Please return the records below exactly as they appear, leaving every picture out.

§ §

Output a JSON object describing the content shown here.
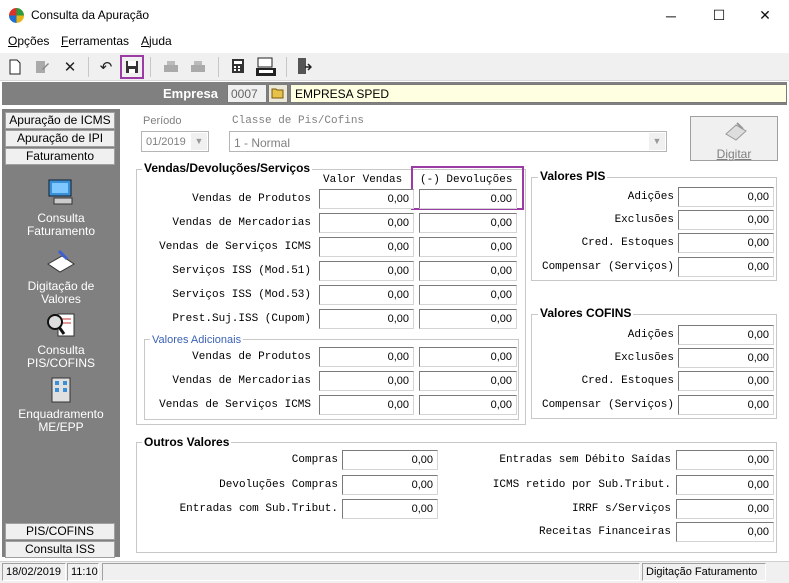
{
  "window": {
    "title": "Consulta da Apuração",
    "minimize": "─",
    "maximize": "☐",
    "close": "✕"
  },
  "menu": [
    {
      "first": "O",
      "rest": "pções"
    },
    {
      "first": "F",
      "rest": "erramentas"
    },
    {
      "first": "A",
      "rest": "juda"
    }
  ],
  "empresa": {
    "label": "Empresa",
    "code": "0007",
    "name": "EMPRESA SPED"
  },
  "sidebar": {
    "tabs": [
      "Apuração de ICMS",
      "Apuração de IPI",
      "Faturamento"
    ],
    "items": [
      "Consulta Faturamento",
      "Digitação de Valores",
      "Consulta PIS/COFINS",
      "Enquadramento ME/EPP"
    ],
    "bottom_tabs": [
      "PIS/COFINS",
      "Consulta ISS"
    ]
  },
  "filter": {
    "periodo_label": "Período",
    "periodo_value": "01/2019",
    "classe_label": "Classe de Pis/Cofins",
    "classe_value": "1 - Normal",
    "digitar_label": "Digitar"
  },
  "vendas": {
    "title": "Vendas/Devoluções/Serviços",
    "col_valor": "Valor Vendas",
    "col_devol": "(-) Devoluções",
    "rows": [
      {
        "label": "Vendas de Produtos",
        "valor": "0,00",
        "devol": "0.00"
      },
      {
        "label": "Vendas de Mercadorias",
        "valor": "0,00",
        "devol": "0,00"
      },
      {
        "label": "Vendas de Serviços ICMS",
        "valor": "0,00",
        "devol": "0,00"
      },
      {
        "label": "Serviços ISS (Mod.51)",
        "valor": "0,00",
        "devol": "0,00"
      },
      {
        "label": "Serviços ISS (Mod.53)",
        "valor": "0,00",
        "devol": "0,00"
      },
      {
        "label": "Prest.Suj.ISS (Cupom)",
        "valor": "0,00",
        "devol": "0,00"
      }
    ],
    "adicionais_title": "Valores Adicionais",
    "adicionais": [
      {
        "label": "Vendas de Produtos",
        "valor": "0,00",
        "devol": "0,00"
      },
      {
        "label": "Vendas de Mercadorias",
        "valor": "0,00",
        "devol": "0,00"
      },
      {
        "label": "Vendas de Serviços ICMS",
        "valor": "0,00",
        "devol": "0,00"
      }
    ]
  },
  "pis": {
    "title": "Valores PIS",
    "rows": [
      {
        "label": "Adições",
        "value": "0,00"
      },
      {
        "label": "Exclusões",
        "value": "0,00"
      },
      {
        "label": "Cred. Estoques",
        "value": "0,00"
      },
      {
        "label": "Compensar (Serviços)",
        "value": "0,00"
      }
    ]
  },
  "cofins": {
    "title": "Valores COFINS",
    "rows": [
      {
        "label": "Adições",
        "value": "0,00"
      },
      {
        "label": "Exclusões",
        "value": "0,00"
      },
      {
        "label": "Cred. Estoques",
        "value": "0,00"
      },
      {
        "label": "Compensar (Serviços)",
        "value": "0,00"
      }
    ]
  },
  "outros": {
    "title": "Outros Valores",
    "left": [
      {
        "label": "Compras",
        "value": "0,00"
      },
      {
        "label": "Devoluções Compras",
        "value": "0,00"
      },
      {
        "label": "Entradas com Sub.Tribut.",
        "value": "0,00"
      }
    ],
    "right": [
      {
        "label": "Entradas sem Débito Saídas",
        "value": "0,00"
      },
      {
        "label": "ICMS retido por Sub.Tribut.",
        "value": "0,00"
      },
      {
        "label": "IRRF s/Serviços",
        "value": "0,00"
      },
      {
        "label": "Receitas Financeiras",
        "value": "0,00"
      }
    ]
  },
  "status": {
    "date": "18/02/2019",
    "time": "11:10",
    "message": "Digitação Faturamento"
  },
  "colors": {
    "highlight": "#9a3ca3",
    "empresa_name_bg": "#ffffe1",
    "sidebar_bg": "#808080"
  }
}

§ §

Reply to the task:
Output a JSON object describing the content shown here.
{
  "window": {
    "title": "Consulta da Apuração",
    "minimize": "─",
    "maximize": "☐",
    "close": "✕"
  },
  "menu": [
    {
      "first": "O",
      "rest": "pções"
    },
    {
      "first": "F",
      "rest": "erramentas"
    },
    {
      "first": "A",
      "rest": "juda"
    }
  ],
  "empresa": {
    "label": "Empresa",
    "code": "0007",
    "name": "EMPRESA SPED"
  },
  "sidebar": {
    "tabs": [
      "Apuração de ICMS",
      "Apuração de IPI",
      "Faturamento"
    ],
    "items": [
      "Consulta Faturamento",
      "Digitação de Valores",
      "Consulta PIS/COFINS",
      "Enquadramento ME/EPP"
    ],
    "bottom_tabs": [
      "PIS/COFINS",
      "Consulta ISS"
    ]
  },
  "filter": {
    "periodo_label": "Período",
    "periodo_value": "01/2019",
    "classe_label": "Classe de Pis/Cofins",
    "classe_value": "1 - Normal",
    "digitar_label": "Digitar"
  },
  "vendas": {
    "title": "Vendas/Devoluções/Serviços",
    "col_valor": "Valor Vendas",
    "col_devol": "(-) Devoluções",
    "rows": [
      {
        "label": "Vendas de Produtos",
        "valor": "0,00",
        "devol": "0.00"
      },
      {
        "label": "Vendas de Mercadorias",
        "valor": "0,00",
        "devol": "0,00"
      },
      {
        "label": "Vendas de Serviços ICMS",
        "valor": "0,00",
        "devol": "0,00"
      },
      {
        "label": "Serviços ISS (Mod.51)",
        "valor": "0,00",
        "devol": "0,00"
      },
      {
        "label": "Serviços ISS (Mod.53)",
        "valor": "0,00",
        "devol": "0,00"
      },
      {
        "label": "Prest.Suj.ISS (Cupom)",
        "valor": "0,00",
        "devol": "0,00"
      }
    ],
    "adicionais_title": "Valores Adicionais",
    "adicionais": [
      {
        "label": "Vendas de Produtos",
        "valor": "0,00",
        "devol": "0,00"
      },
      {
        "label": "Vendas de Mercadorias",
        "valor": "0,00",
        "devol": "0,00"
      },
      {
        "label": "Vendas de Serviços ICMS",
        "valor": "0,00",
        "devol": "0,00"
      }
    ]
  },
  "pis": {
    "title": "Valores PIS",
    "rows": [
      {
        "label": "Adições",
        "value": "0,00"
      },
      {
        "label": "Exclusões",
        "value": "0,00"
      },
      {
        "label": "Cred. Estoques",
        "value": "0,00"
      },
      {
        "label": "Compensar (Serviços)",
        "value": "0,00"
      }
    ]
  },
  "cofins": {
    "title": "Valores COFINS",
    "rows": [
      {
        "label": "Adições",
        "value": "0,00"
      },
      {
        "label": "Exclusões",
        "value": "0,00"
      },
      {
        "label": "Cred. Estoques",
        "value": "0,00"
      },
      {
        "label": "Compensar (Serviços)",
        "value": "0,00"
      }
    ]
  },
  "outros": {
    "title": "Outros Valores",
    "left": [
      {
        "label": "Compras",
        "value": "0,00"
      },
      {
        "label": "Devoluções Compras",
        "value": "0,00"
      },
      {
        "label": "Entradas com Sub.Tribut.",
        "value": "0,00"
      }
    ],
    "right": [
      {
        "label": "Entradas sem Débito Saídas",
        "value": "0,00"
      },
      {
        "label": "ICMS retido por Sub.Tribut.",
        "value": "0,00"
      },
      {
        "label": "IRRF s/Serviços",
        "value": "0,00"
      },
      {
        "label": "Receitas Financeiras",
        "value": "0,00"
      }
    ]
  },
  "status": {
    "date": "18/02/2019",
    "time": "11:10",
    "message": "Digitação Faturamento"
  },
  "colors": {
    "highlight": "#9a3ca3",
    "empresa_name_bg": "#ffffe1",
    "sidebar_bg": "#808080"
  }
}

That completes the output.